• TASK BRIEF
From the data that follows, copy every line with the string "file".

• Web page and app entries
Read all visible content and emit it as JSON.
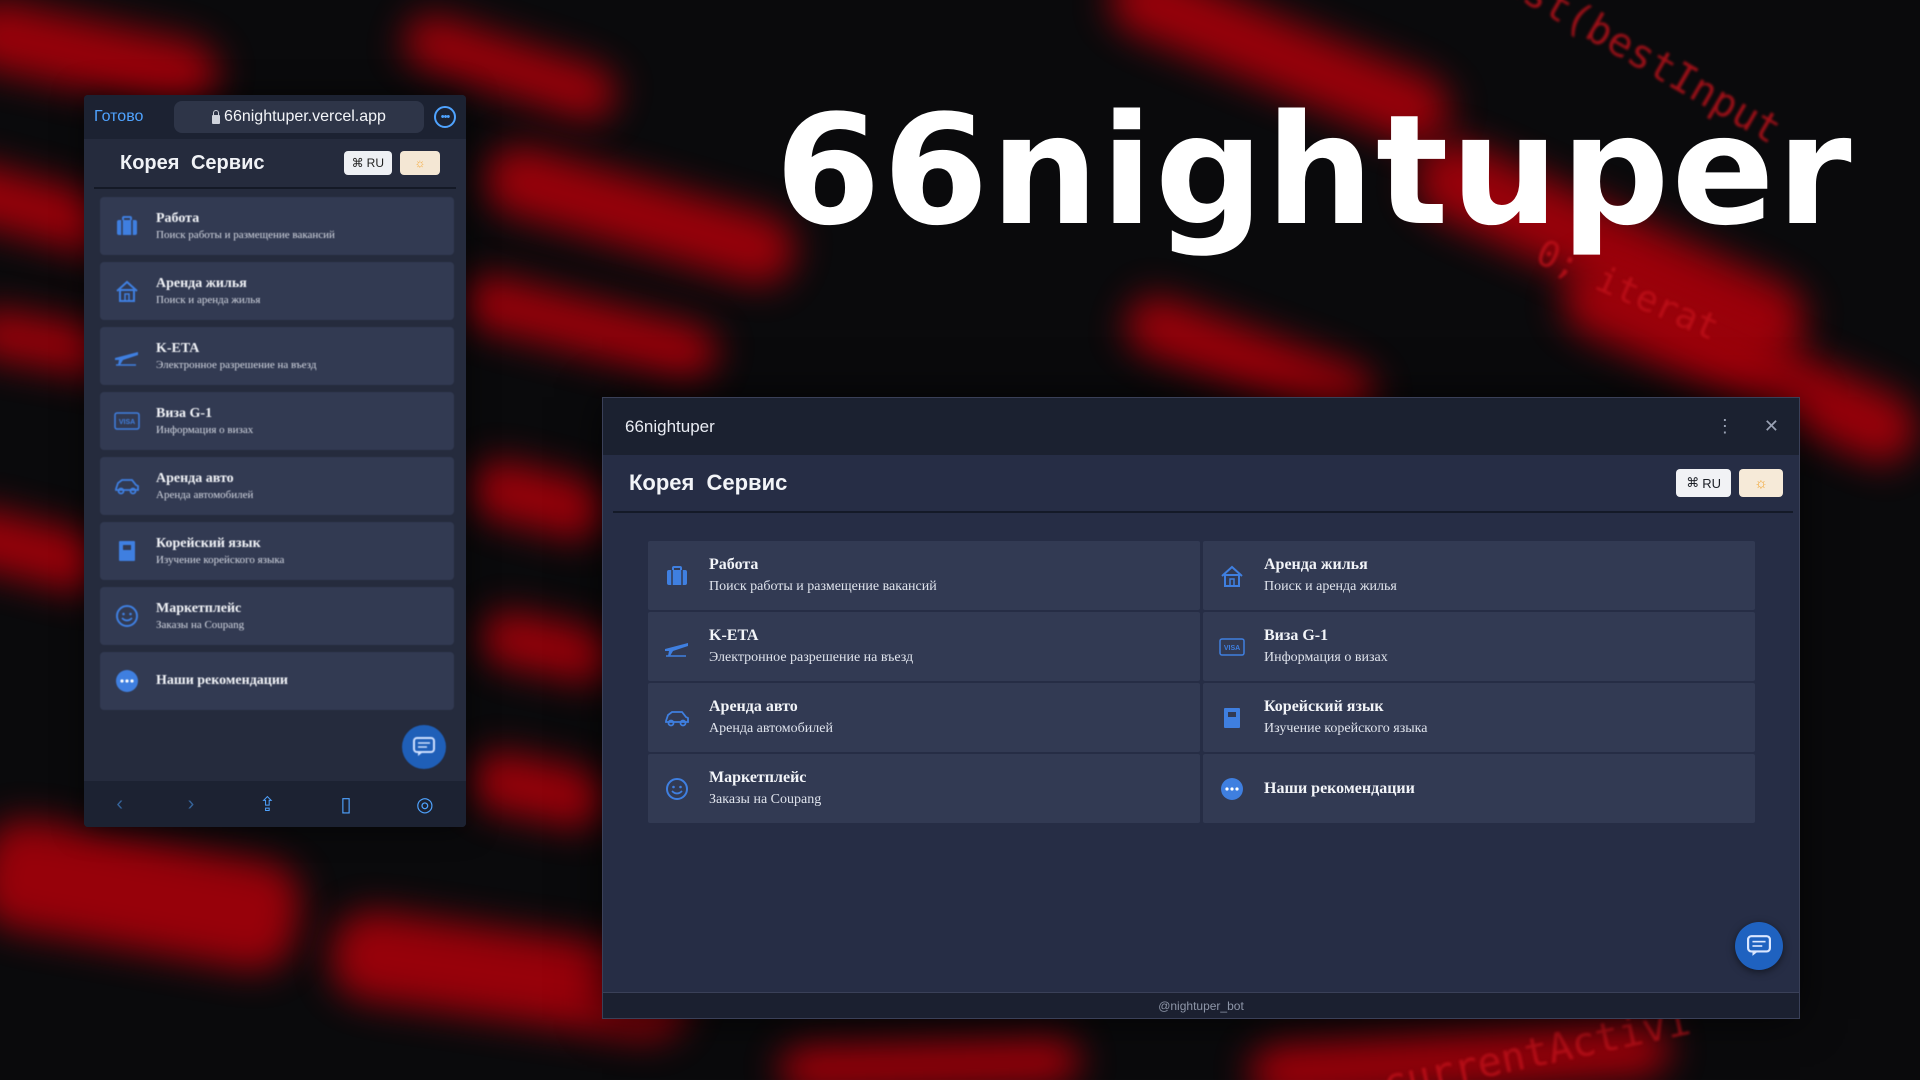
{
  "logo_text": "66nightuper",
  "phone": {
    "done_label": "Готово",
    "url": "66nightuper.vercel.app",
    "header_title": "Корея  Сервис",
    "lang_label": "RU",
    "items": [
      {
        "title": "Работа",
        "subtitle": "Поиск работы и размещение вакансий",
        "icon": "briefcase-icon"
      },
      {
        "title": "Аренда жилья",
        "subtitle": "Поиск и аренда жилья",
        "icon": "house-icon"
      },
      {
        "title": "K-ETA",
        "subtitle": "Электронное разрешение на въезд",
        "icon": "airplane-icon"
      },
      {
        "title": "Виза G-1",
        "subtitle": "Информация о визах",
        "icon": "visa-card-icon"
      },
      {
        "title": "Аренда авто",
        "subtitle": "Аренда автомобилей",
        "icon": "car-icon"
      },
      {
        "title": "Корейский язык",
        "subtitle": "Изучение корейского языка",
        "icon": "book-icon"
      },
      {
        "title": "Маркетплейс",
        "subtitle": "Заказы на Coupang",
        "icon": "smile-icon"
      },
      {
        "title": "Наши рекомендации",
        "subtitle": "",
        "icon": "chat-dots-icon"
      }
    ]
  },
  "window": {
    "title": "66nightuper",
    "header_title": "Корея  Сервис",
    "lang_label": "RU",
    "cards": [
      {
        "title": "Работа",
        "subtitle": "Поиск работы и размещение вакансий",
        "icon": "briefcase-icon"
      },
      {
        "title": "Аренда жилья",
        "subtitle": "Поиск и аренда жилья",
        "icon": "house-icon"
      },
      {
        "title": "K-ETA",
        "subtitle": "Электронное разрешение на въезд",
        "icon": "airplane-icon"
      },
      {
        "title": "Виза G-1",
        "subtitle": "Информация о визах",
        "icon": "visa-card-icon"
      },
      {
        "title": "Аренда авто",
        "subtitle": "Аренда автомобилей",
        "icon": "car-icon"
      },
      {
        "title": "Корейский язык",
        "subtitle": "Изучение корейского языка",
        "icon": "book-icon"
      },
      {
        "title": "Маркетплейс",
        "subtitle": "Заказы на Coupang",
        "icon": "smile-icon"
      },
      {
        "title": "Наши рекомендации",
        "subtitle": "",
        "icon": "chat-dots-icon"
      }
    ],
    "footer": "@nightuper_bot"
  },
  "colors": {
    "accent": "#3f7fe0",
    "panel": "#262d45",
    "card": "#323a53",
    "background_red": "#b0000a"
  }
}
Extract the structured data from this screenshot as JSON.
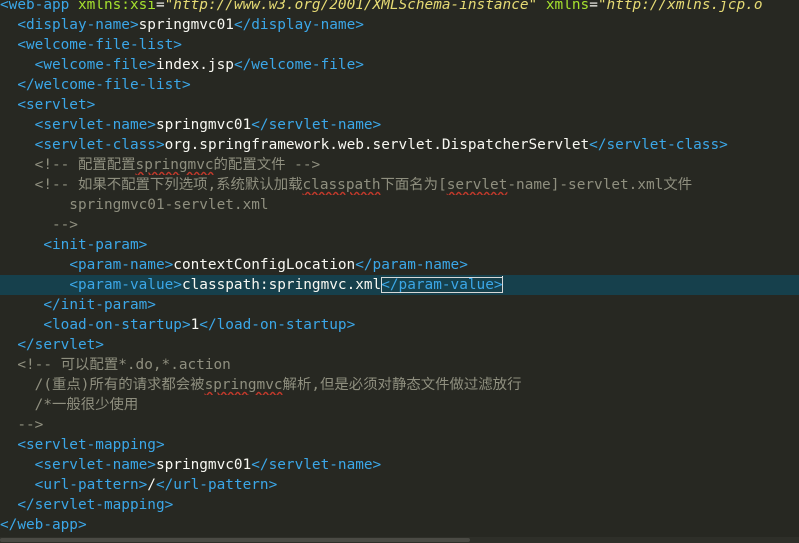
{
  "editor": {
    "current_line_index": 14,
    "lines": [
      {
        "tokens": [
          {
            "t": "tag",
            "v": "<web-app"
          },
          {
            "t": "text",
            "v": " "
          },
          {
            "t": "attr",
            "v": "xmlns:xsi"
          },
          {
            "t": "eq",
            "v": "="
          },
          {
            "t": "str",
            "v": "\"http://www.w3.org/2001/XMLSchema-instance\""
          },
          {
            "t": "text",
            "v": " "
          },
          {
            "t": "attr",
            "v": "xmlns"
          },
          {
            "t": "eq",
            "v": "="
          },
          {
            "t": "str",
            "v": "\"http://xmlns.jcp.o"
          }
        ]
      },
      {
        "tokens": [
          {
            "t": "text",
            "v": "  "
          },
          {
            "t": "tag",
            "v": "<display-name>"
          },
          {
            "t": "text",
            "v": "springmvc01"
          },
          {
            "t": "tag",
            "v": "</display-name>"
          }
        ]
      },
      {
        "tokens": [
          {
            "t": "text",
            "v": "  "
          },
          {
            "t": "tag",
            "v": "<welcome-file-list>"
          }
        ]
      },
      {
        "tokens": [
          {
            "t": "text",
            "v": "    "
          },
          {
            "t": "tag",
            "v": "<welcome-file>"
          },
          {
            "t": "text",
            "v": "index.jsp"
          },
          {
            "t": "tag",
            "v": "</welcome-file>"
          }
        ]
      },
      {
        "tokens": [
          {
            "t": "text",
            "v": "  "
          },
          {
            "t": "tag",
            "v": "</welcome-file-list>"
          }
        ]
      },
      {
        "tokens": [
          {
            "t": "text",
            "v": "  "
          },
          {
            "t": "tag",
            "v": "<servlet>"
          }
        ]
      },
      {
        "tokens": [
          {
            "t": "text",
            "v": "    "
          },
          {
            "t": "tag",
            "v": "<servlet-name>"
          },
          {
            "t": "text",
            "v": "springmvc01"
          },
          {
            "t": "tag",
            "v": "</servlet-name>"
          }
        ]
      },
      {
        "tokens": [
          {
            "t": "text",
            "v": "    "
          },
          {
            "t": "tag",
            "v": "<servlet-class>"
          },
          {
            "t": "text",
            "v": "org.springframework.web.servlet.DispatcherServlet"
          },
          {
            "t": "tag",
            "v": "</servlet-class>"
          }
        ]
      },
      {
        "tokens": [
          {
            "t": "text",
            "v": "    "
          },
          {
            "t": "cmt",
            "v": "<!-- 配置配置"
          },
          {
            "t": "cmt",
            "v": "springmvc",
            "err": true
          },
          {
            "t": "cmt",
            "v": "的配置文件 -->"
          }
        ]
      },
      {
        "tokens": [
          {
            "t": "text",
            "v": "    "
          },
          {
            "t": "cmt",
            "v": "<!-- 如果不配置下列选项,系统默认加载"
          },
          {
            "t": "cmt",
            "v": "classpath",
            "err": true
          },
          {
            "t": "cmt",
            "v": "下面名为["
          },
          {
            "t": "cmt",
            "v": "servlet",
            "err": true
          },
          {
            "t": "cmt",
            "v": "-name]-servlet.xml文件"
          }
        ]
      },
      {
        "tokens": [
          {
            "t": "cmt",
            "v": "        springmvc01-servlet.xml"
          }
        ]
      },
      {
        "tokens": [
          {
            "t": "cmt",
            "v": "      -->"
          }
        ]
      },
      {
        "tokens": [
          {
            "t": "text",
            "v": "     "
          },
          {
            "t": "tag",
            "v": "<init-param>"
          }
        ]
      },
      {
        "tokens": [
          {
            "t": "text",
            "v": "        "
          },
          {
            "t": "tag",
            "v": "<param-name>"
          },
          {
            "t": "text",
            "v": "contextConfigLocation"
          },
          {
            "t": "tag",
            "v": "</param-name>"
          }
        ]
      },
      {
        "caret_after": 3,
        "tokens": [
          {
            "t": "text",
            "v": "        "
          },
          {
            "t": "tag",
            "v": "<param-value>"
          },
          {
            "t": "text",
            "v": "classpath:springmvc.xml"
          },
          {
            "t": "tag",
            "v": "</param-value>"
          }
        ]
      },
      {
        "tokens": [
          {
            "t": "text",
            "v": "     "
          },
          {
            "t": "tag",
            "v": "</init-param>"
          }
        ]
      },
      {
        "tokens": [
          {
            "t": "text",
            "v": "     "
          },
          {
            "t": "tag",
            "v": "<load-on-startup>"
          },
          {
            "t": "text",
            "v": "1"
          },
          {
            "t": "tag",
            "v": "</load-on-startup>"
          }
        ]
      },
      {
        "tokens": [
          {
            "t": "text",
            "v": "  "
          },
          {
            "t": "tag",
            "v": "</servlet>"
          }
        ]
      },
      {
        "tokens": [
          {
            "t": "text",
            "v": "  "
          },
          {
            "t": "cmt",
            "v": "<!-- 可以配置*.do,*.action"
          }
        ]
      },
      {
        "tokens": [
          {
            "t": "cmt",
            "v": "    /(重点)所有的请求都会被"
          },
          {
            "t": "cmt",
            "v": "springmvc",
            "err": true
          },
          {
            "t": "cmt",
            "v": "解析,但是必须对静态文件做过滤放行"
          }
        ]
      },
      {
        "tokens": [
          {
            "t": "cmt",
            "v": "    /*一般很少使用"
          }
        ]
      },
      {
        "tokens": [
          {
            "t": "cmt",
            "v": "  -->"
          }
        ]
      },
      {
        "tokens": [
          {
            "t": "text",
            "v": "  "
          },
          {
            "t": "tag",
            "v": "<servlet-mapping>"
          }
        ]
      },
      {
        "tokens": [
          {
            "t": "text",
            "v": "    "
          },
          {
            "t": "tag",
            "v": "<servlet-name>"
          },
          {
            "t": "text",
            "v": "springmvc01"
          },
          {
            "t": "tag",
            "v": "</servlet-name>"
          }
        ]
      },
      {
        "tokens": [
          {
            "t": "text",
            "v": "    "
          },
          {
            "t": "tag",
            "v": "<url-pattern>"
          },
          {
            "t": "text",
            "v": "/"
          },
          {
            "t": "tag",
            "v": "</url-pattern>"
          }
        ]
      },
      {
        "tokens": [
          {
            "t": "text",
            "v": "  "
          },
          {
            "t": "tag",
            "v": "</servlet-mapping>"
          }
        ]
      },
      {
        "tokens": [
          {
            "t": "tag",
            "v": "</web-app>"
          }
        ]
      }
    ]
  },
  "colors": {
    "background": "#272822",
    "current_line": "#16404c",
    "tag": "#3ba7e8",
    "attribute": "#a6e22e",
    "string": "#e6db74",
    "comment": "#8f8f7f",
    "text": "#f8f8f2",
    "spell_error": "#c0392b"
  }
}
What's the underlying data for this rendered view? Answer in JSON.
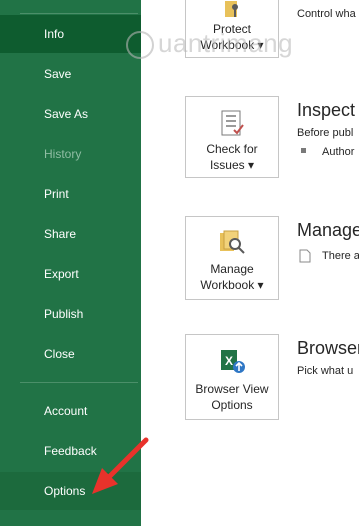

• RESPONSE TO THE TASK
            "v": "<welcome-file-list>"
            "v": "<welcome-file>"
            "v": "</welcome-file>"
            "v": "</welcome-file-list>"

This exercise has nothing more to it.